==== Extracted entries

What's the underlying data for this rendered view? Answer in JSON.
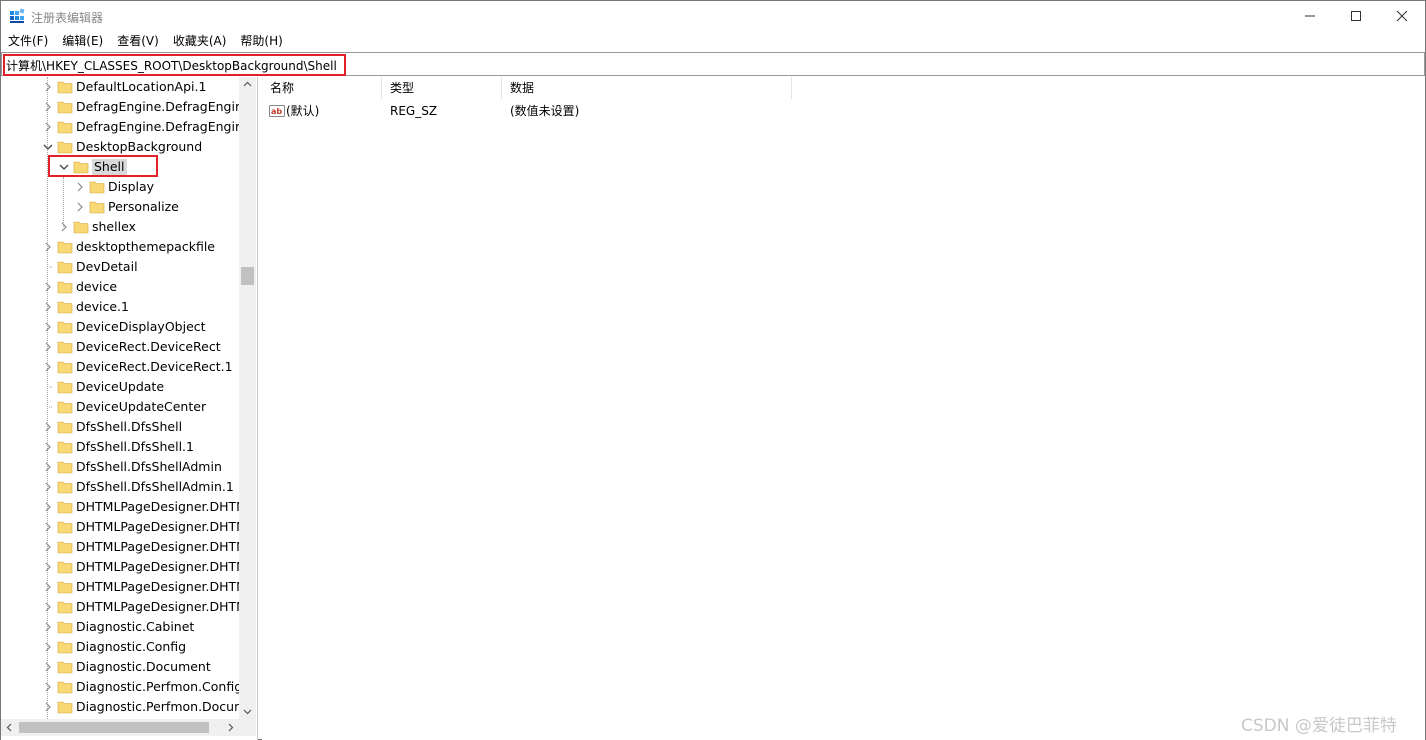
{
  "window": {
    "title": "注册表编辑器",
    "controls": {
      "minimize": "—",
      "maximize": "☐",
      "close": "✕"
    }
  },
  "menu": [
    "文件(F)",
    "编辑(E)",
    "查看(V)",
    "收藏夹(A)",
    "帮助(H)"
  ],
  "address": {
    "path": "计算机\\HKEY_CLASSES_ROOT\\DesktopBackground\\Shell"
  },
  "tree": {
    "items": [
      {
        "label": "DefaultLocationApi.1",
        "level": 0,
        "expander": "collapsed"
      },
      {
        "label": "DefragEngine.DefragEngine",
        "level": 0,
        "expander": "collapsed"
      },
      {
        "label": "DefragEngine.DefragEngine.",
        "level": 0,
        "expander": "collapsed"
      },
      {
        "label": "DesktopBackground",
        "level": 0,
        "expander": "expanded"
      },
      {
        "label": "Shell",
        "level": 1,
        "expander": "expanded",
        "selected": true
      },
      {
        "label": "Display",
        "level": 2,
        "expander": "collapsed"
      },
      {
        "label": "Personalize",
        "level": 2,
        "expander": "collapsed"
      },
      {
        "label": "shellex",
        "level": 1,
        "expander": "collapsed"
      },
      {
        "label": "desktopthemepackfile",
        "level": 0,
        "expander": "collapsed"
      },
      {
        "label": "DevDetail",
        "level": 0,
        "expander": "none"
      },
      {
        "label": "device",
        "level": 0,
        "expander": "collapsed"
      },
      {
        "label": "device.1",
        "level": 0,
        "expander": "collapsed"
      },
      {
        "label": "DeviceDisplayObject",
        "level": 0,
        "expander": "collapsed"
      },
      {
        "label": "DeviceRect.DeviceRect",
        "level": 0,
        "expander": "collapsed"
      },
      {
        "label": "DeviceRect.DeviceRect.1",
        "level": 0,
        "expander": "collapsed"
      },
      {
        "label": "DeviceUpdate",
        "level": 0,
        "expander": "none"
      },
      {
        "label": "DeviceUpdateCenter",
        "level": 0,
        "expander": "none"
      },
      {
        "label": "DfsShell.DfsShell",
        "level": 0,
        "expander": "collapsed"
      },
      {
        "label": "DfsShell.DfsShell.1",
        "level": 0,
        "expander": "collapsed"
      },
      {
        "label": "DfsShell.DfsShellAdmin",
        "level": 0,
        "expander": "collapsed"
      },
      {
        "label": "DfsShell.DfsShellAdmin.1",
        "level": 0,
        "expander": "collapsed"
      },
      {
        "label": "DHTMLPageDesigner.DHTM",
        "level": 0,
        "expander": "collapsed"
      },
      {
        "label": "DHTMLPageDesigner.DHTM",
        "level": 0,
        "expander": "collapsed"
      },
      {
        "label": "DHTMLPageDesigner.DHTM",
        "level": 0,
        "expander": "collapsed"
      },
      {
        "label": "DHTMLPageDesigner.DHTM",
        "level": 0,
        "expander": "collapsed"
      },
      {
        "label": "DHTMLPageDesigner.DHTM",
        "level": 0,
        "expander": "collapsed"
      },
      {
        "label": "DHTMLPageDesigner.DHTM",
        "level": 0,
        "expander": "collapsed"
      },
      {
        "label": "Diagnostic.Cabinet",
        "level": 0,
        "expander": "collapsed"
      },
      {
        "label": "Diagnostic.Config",
        "level": 0,
        "expander": "collapsed"
      },
      {
        "label": "Diagnostic.Document",
        "level": 0,
        "expander": "collapsed"
      },
      {
        "label": "Diagnostic.Perfmon.Config",
        "level": 0,
        "expander": "collapsed"
      },
      {
        "label": "Diagnostic.Perfmon.Docume",
        "level": 0,
        "expander": "collapsed"
      }
    ]
  },
  "list": {
    "columns": [
      "名称",
      "类型",
      "数据"
    ],
    "rows": [
      {
        "name": "(默认)",
        "type": "REG_SZ",
        "data": "(数值未设置)",
        "icon": "string-value-icon"
      }
    ]
  },
  "watermark": "CSDN @爱徒巴菲特",
  "colors": {
    "highlight_box": "#e0202a",
    "folder": "#f8d775",
    "selected_bg": "#d9d9d9"
  }
}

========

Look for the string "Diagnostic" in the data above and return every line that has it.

        "label": "Diagnostic.Cabinet",
        "label": "Diagnostic.Config",
        "label": "Diagnostic.Document",
        "label": "Diagnostic.Perfmon.Config",
        "label": "Diagnostic.Perfmon.Docume",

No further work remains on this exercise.